Methods: We adapt and evaluate a 2.5D and a 3D convolution neural network trained and tested on a retrospective multinational study from two independent centers, in addition, nnU-Net was adapted as a comparative benchmark. Segmentation and detection performance was evaluated by: (1) the dice similarity coefficient, (2) a per-metastases and the average detection sensitivity, and (3) the number of false positives.
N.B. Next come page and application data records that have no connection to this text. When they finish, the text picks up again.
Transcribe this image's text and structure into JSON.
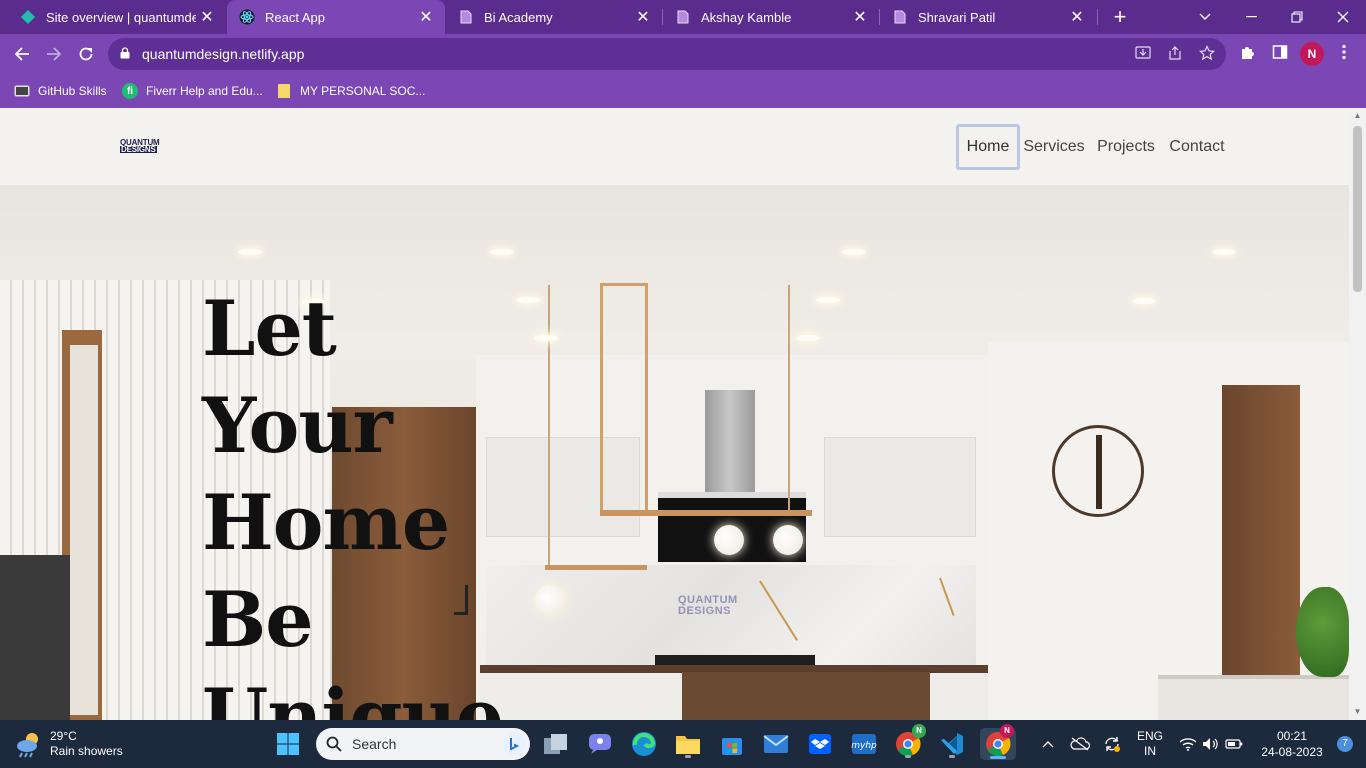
{
  "browser": {
    "tabs": [
      {
        "title": "Site overview | quantumdesign",
        "favicon": "netlify-icon",
        "active": false
      },
      {
        "title": "React App",
        "favicon": "react-icon",
        "active": true
      },
      {
        "title": "Bi Academy",
        "favicon": "page-icon",
        "active": false
      },
      {
        "title": "Akshay Kamble",
        "favicon": "page-icon",
        "active": false
      },
      {
        "title": "Shravari Patil",
        "favicon": "page-icon",
        "active": false
      }
    ],
    "tab_close_glyph": "✕",
    "new_tab_glyph": "+",
    "url": "quantumdesign.netlify.app",
    "profile_initial": "N",
    "bookmarks": [
      {
        "label": "GitHub Skills",
        "icon": "github-icon"
      },
      {
        "label": "Fiverr Help and Edu...",
        "icon": "fiverr-icon"
      },
      {
        "label": "MY PERSONAL SOC...",
        "icon": "folder-icon"
      }
    ],
    "colors": {
      "frame": "#5a2c8e",
      "toolbar": "#7a47b4",
      "omnibox": "#5e2f95"
    }
  },
  "site": {
    "logo": {
      "line1": "QUANTUM",
      "line2": "DESIGNS"
    },
    "nav": [
      {
        "label": "Home",
        "current": true
      },
      {
        "label": "Services",
        "current": false
      },
      {
        "label": "Projects",
        "current": false
      },
      {
        "label": "Contact",
        "current": false
      }
    ],
    "hero": {
      "heading_words": [
        "Let",
        "Your",
        "Home",
        "Be",
        "Unique"
      ],
      "watermark": {
        "line1": "QUANTUM",
        "line2": "DESIGNS"
      }
    },
    "scroll_position": 0.0
  },
  "taskbar": {
    "weather": {
      "temp": "29°C",
      "condition": "Rain showers"
    },
    "search_placeholder": "Search",
    "apps": [
      "windows-start-icon",
      "task-view-icon",
      "teams-chat-icon",
      "edge-icon",
      "file-explorer-icon",
      "microsoft-store-icon",
      "mail-icon",
      "dropbox-icon",
      "myhp-icon",
      "chrome-profile-icon",
      "vscode-icon",
      "chrome-icon"
    ],
    "app_badge": "N",
    "tray": {
      "lang_line1": "ENG",
      "lang_line2": "IN",
      "time": "00:21",
      "date": "24-08-2023",
      "notifications": "7"
    }
  }
}
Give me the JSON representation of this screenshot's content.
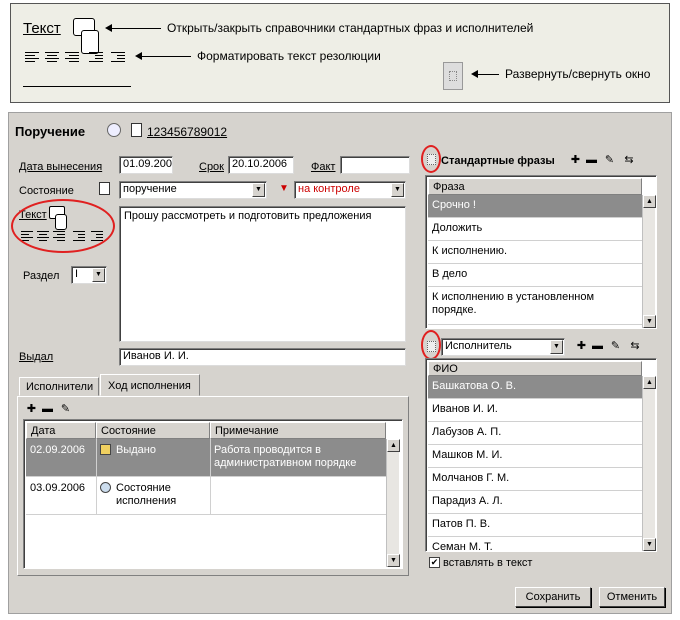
{
  "legend": {
    "text_label": "Текст",
    "toggle_refs": "Открыть/закрыть справочники стандартных фраз и исполнителей",
    "format_text": "Форматировать текст резолюции",
    "expand_window": "Развернуть/свернуть окно"
  },
  "header": {
    "title": "Поручение",
    "doc_number": "123456789012"
  },
  "fields": {
    "issue_date_label": "Дата вынесения",
    "issue_date": "01.09.2006",
    "due_label": "Срок",
    "due_date": "20.10.2006",
    "fact_label": "Факт",
    "fact_value": "",
    "state_label": "Состояние",
    "state_value": "поручение",
    "control_value": "на контроле",
    "text_label": "Текст",
    "resolution_text": "Прошу рассмотреть и подготовить предложения",
    "section_label": "Раздел",
    "section_value": "I",
    "issued_label": "Выдал",
    "issued_value": "Иванов И. И."
  },
  "tabs": {
    "executors": "Исполнители",
    "progress": "Ход исполнения"
  },
  "progress_table": {
    "columns": [
      "Дата",
      "Состояние",
      "Примечание"
    ],
    "rows": [
      {
        "date": "02.09.2006",
        "state": "Выдано",
        "note": "Работа проводится в административном порядке"
      },
      {
        "date": "03.09.2006",
        "state": "Состояние исполнения",
        "note": ""
      }
    ]
  },
  "phrases": {
    "title": "Стандартные фразы",
    "column": "Фраза",
    "items": [
      "Срочно !",
      "Доложить",
      "К исполнению.",
      "В дело",
      "К исполнению в установленном порядке."
    ]
  },
  "executors": {
    "selector_value": "Исполнитель",
    "column": "ФИО",
    "items": [
      "Башкатова О. В.",
      "Иванов И. И.",
      "Лабузов А. П.",
      "Машков М. И.",
      "Молчанов Г. М.",
      "Парадиз А. Л.",
      "Патов П. В.",
      "Семан М. Т."
    ],
    "insert_in_text": "вставлять в текст"
  },
  "buttons": {
    "save": "Сохранить",
    "cancel": "Отменить"
  },
  "colors": {
    "form_bg": "#d6d3ce",
    "selected_row": "#8c8c8c",
    "highlight": "#e02020",
    "control_text": "#cc0000"
  }
}
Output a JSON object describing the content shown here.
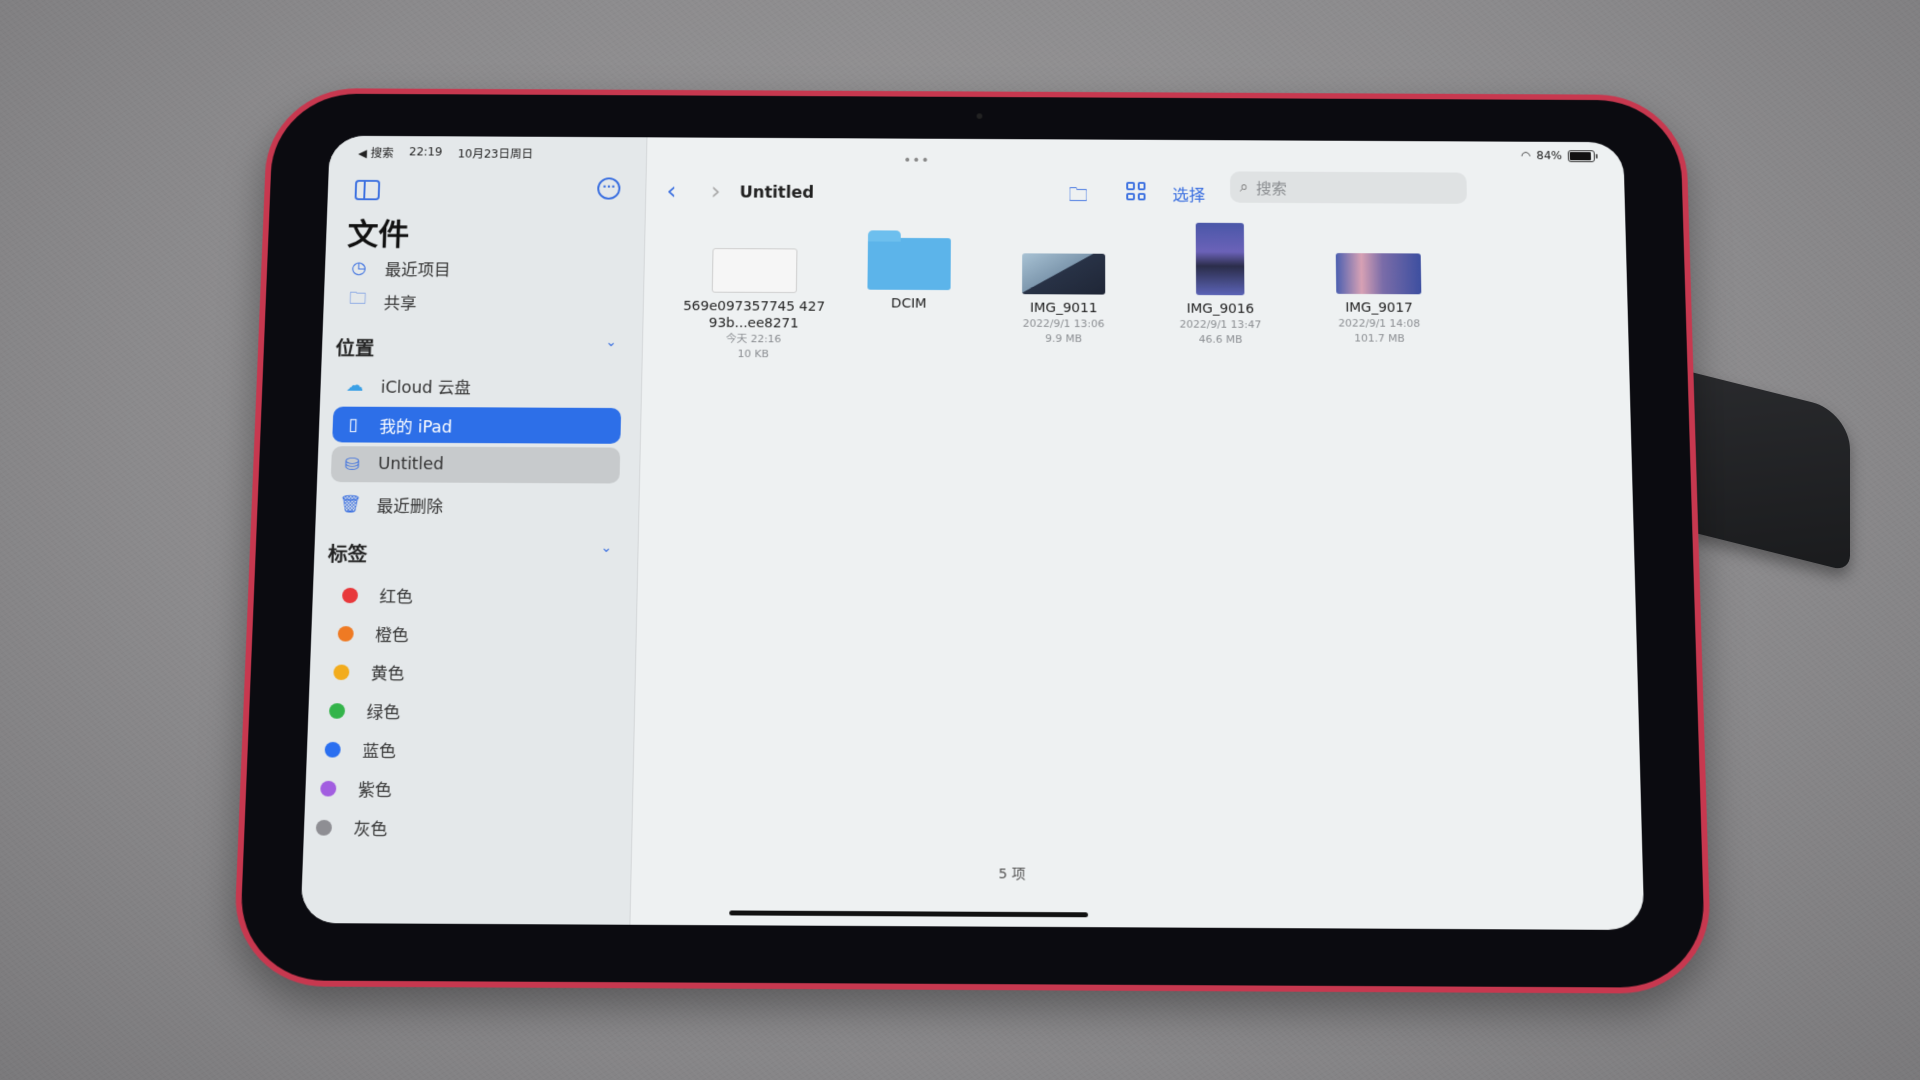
{
  "statusbar": {
    "back_app": "◀ 搜索",
    "time": "22:19",
    "date": "10月23日周日",
    "battery": "84%"
  },
  "sidebar": {
    "title": "文件",
    "more_icon": "ellipsis-circle-icon",
    "top_items": [
      {
        "label": "最近项目",
        "icon": "clock-icon"
      },
      {
        "label": "共享",
        "icon": "shared-folder-icon"
      }
    ],
    "locations_header": "位置",
    "locations": [
      {
        "label": "iCloud 云盘",
        "icon": "icloud-icon",
        "state": "normal"
      },
      {
        "label": "我的 iPad",
        "icon": "ipad-icon",
        "state": "active"
      },
      {
        "label": "Untitled",
        "icon": "external-drive-icon",
        "state": "selected"
      },
      {
        "label": "最近删除",
        "icon": "trash-icon",
        "state": "normal"
      }
    ],
    "tags_header": "标签",
    "tags": [
      {
        "label": "红色",
        "color": "#e8383b"
      },
      {
        "label": "橙色",
        "color": "#ef7a23"
      },
      {
        "label": "黄色",
        "color": "#f2ac1d"
      },
      {
        "label": "绿色",
        "color": "#33b44a"
      },
      {
        "label": "蓝色",
        "color": "#2a6ff0"
      },
      {
        "label": "紫色",
        "color": "#a25ee0"
      },
      {
        "label": "灰色",
        "color": "#8e8e93"
      }
    ]
  },
  "toolbar": {
    "grabber": "•••",
    "back": "‹",
    "forward": "›",
    "folder_title": "Untitled",
    "select_label": "选择",
    "search_placeholder": "搜索"
  },
  "files": [
    {
      "name": "569e097357745 42793b...ee8271",
      "date": "今天 22:16",
      "size": "10 KB",
      "type": "apple-file"
    },
    {
      "name": "DCIM",
      "date": "",
      "size": "",
      "type": "folder"
    },
    {
      "name": "IMG_9011",
      "date": "2022/9/1 13:06",
      "size": "9.9 MB",
      "type": "image"
    },
    {
      "name": "IMG_9016",
      "date": "2022/9/1 13:47",
      "size": "46.6 MB",
      "type": "image"
    },
    {
      "name": "IMG_9017",
      "date": "2022/9/1 14:08",
      "size": "101.7 MB",
      "type": "image"
    }
  ],
  "footer": {
    "item_count": "5 项"
  },
  "colors": {
    "accent": "#2d6fe8",
    "device": "#c7384f"
  }
}
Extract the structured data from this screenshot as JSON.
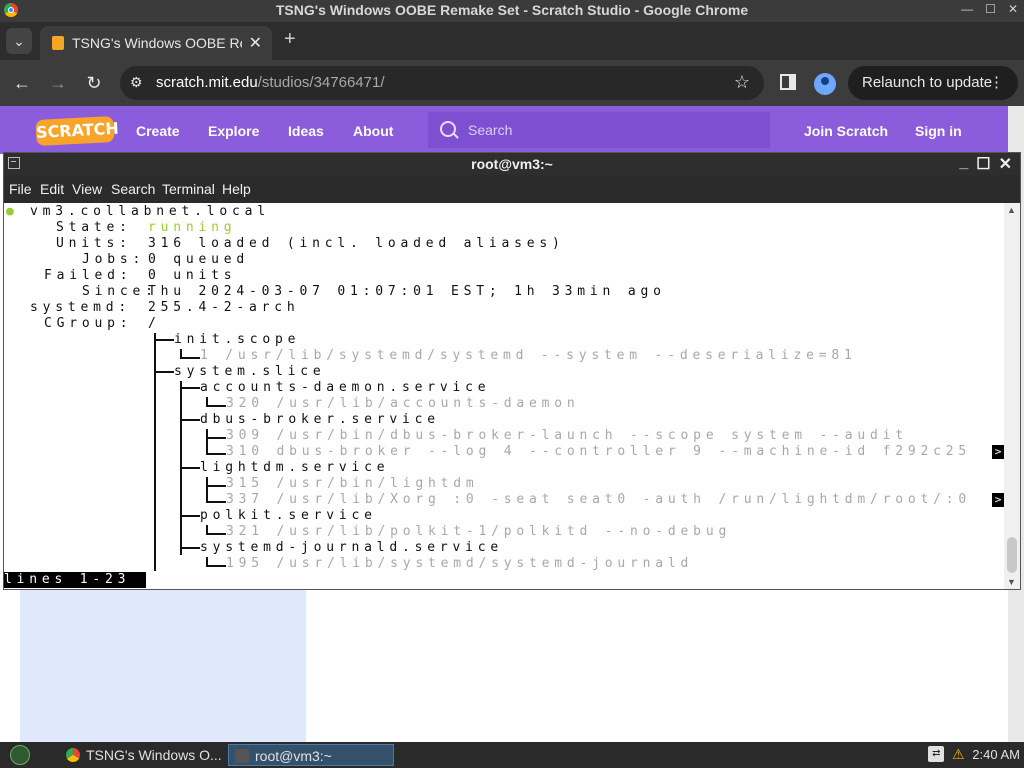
{
  "chrome": {
    "window_title": "TSNG's Windows OOBE Remake Set - Scratch Studio - Google Chrome",
    "tab_label": "TSNG's Windows OOBE Rem",
    "url_host": "scratch.mit.edu",
    "url_path": "/studios/34766471/",
    "relaunch_label": "Relaunch to update"
  },
  "scratch": {
    "logo": "SCRATCH",
    "nav": [
      "Create",
      "Explore",
      "Ideas",
      "About"
    ],
    "search_placeholder": "Search",
    "join": "Join Scratch",
    "signin": "Sign in"
  },
  "terminal": {
    "title": "root@vm3:~",
    "menu": [
      "File",
      "Edit",
      "View",
      "Search",
      "Terminal",
      "Help"
    ],
    "lines": [
      {
        "text": "vm3.collabnet.local",
        "kind": "normal"
      },
      {
        "key": "State:",
        "value": "running",
        "kind": "state"
      },
      {
        "key": "Units:",
        "value": "316 loaded (incl. loaded aliases)",
        "kind": "kv"
      },
      {
        "key": "Jobs:",
        "value": "0 queued",
        "kind": "kv"
      },
      {
        "key": "Failed:",
        "value": "0 units",
        "kind": "kv"
      },
      {
        "key": "Since:",
        "value": "Thu 2024-03-07 01:07:01 EST; 1h 33min ago",
        "kind": "kv"
      },
      {
        "key": "systemd:",
        "value": "255.4-2-arch",
        "kind": "kv"
      },
      {
        "key": "CGroup:",
        "value": "/",
        "kind": "kv"
      },
      {
        "text": "init.scope",
        "kind": "tree"
      },
      {
        "text": "1 /usr/lib/systemd/systemd --system --deserialize=81",
        "kind": "proc"
      },
      {
        "text": "system.slice",
        "kind": "tree"
      },
      {
        "text": "accounts-daemon.service",
        "kind": "tree"
      },
      {
        "text": "320 /usr/lib/accounts-daemon",
        "kind": "proc"
      },
      {
        "text": "dbus-broker.service",
        "kind": "tree"
      },
      {
        "text": "309 /usr/bin/dbus-broker-launch --scope system --audit",
        "kind": "proc"
      },
      {
        "text": "310 dbus-broker --log 4 --controller 9 --machine-id f292c25",
        "kind": "proc"
      },
      {
        "text": "lightdm.service",
        "kind": "tree"
      },
      {
        "text": "315 /usr/bin/lightdm",
        "kind": "proc"
      },
      {
        "text": "337 /usr/lib/Xorg :0 -seat seat0 -auth /run/lightdm/root/:0",
        "kind": "proc"
      },
      {
        "text": "polkit.service",
        "kind": "tree"
      },
      {
        "text": "321 /usr/lib/polkit-1/polkitd --no-debug",
        "kind": "proc"
      },
      {
        "text": "systemd-journald.service",
        "kind": "tree"
      },
      {
        "text": "195 /usr/lib/systemd/systemd-journald",
        "kind": "proc"
      }
    ],
    "status_line": "lines 1-23",
    "overflow_marker": ">"
  },
  "taskbar": {
    "items": [
      "TSNG's Windows O...",
      "root@vm3:~"
    ],
    "clock": "2:40 AM"
  }
}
Results: The 2.5D and 3D models achieved similar results, albeit the 2.5D model had better detection rate, whereas the 3D model had fewer false positive predictions, and nnU-Net had fewest false positives, but with the lowest detection rate. On MRI data from center 1, the 2.5D, 3D, and nnU-Net detected 79%, 71%, and 65% of all metastases; had an average per patient sensitivity of 0.88, 0.84, and 0.76; and had on average 6.2, 3.2, and 1.7 false positive predictions per patient, respectively. For center 2, the 2.5D, 3D, and nnU-Net detected 88%, 86%, and 78% of all metastases; had an average per patient sensitivity of 0.92, 0.91, and 0.85; and had on average 1.0, 0.4, and 0.1 false positive predictions per patient, respectively.
Discussion/conclusion: Our results show that deep learning can yield highly accurate segmentations of brain metastases with few false positives in multinational data, but the accuracy degrades for metastases with an area smaller than 0.4 cm2.
Keywords: 2.5D; 3D; MRI; brain metastases; deep learning; segmentation.
Copyright © 2023 Ottesen, Yi, Tong, Iv, Latysheva, Saxhaug, Jacobsen, Helland, Emblem, Rubin, Bjørnerud, Zaharchuk and Grøvik.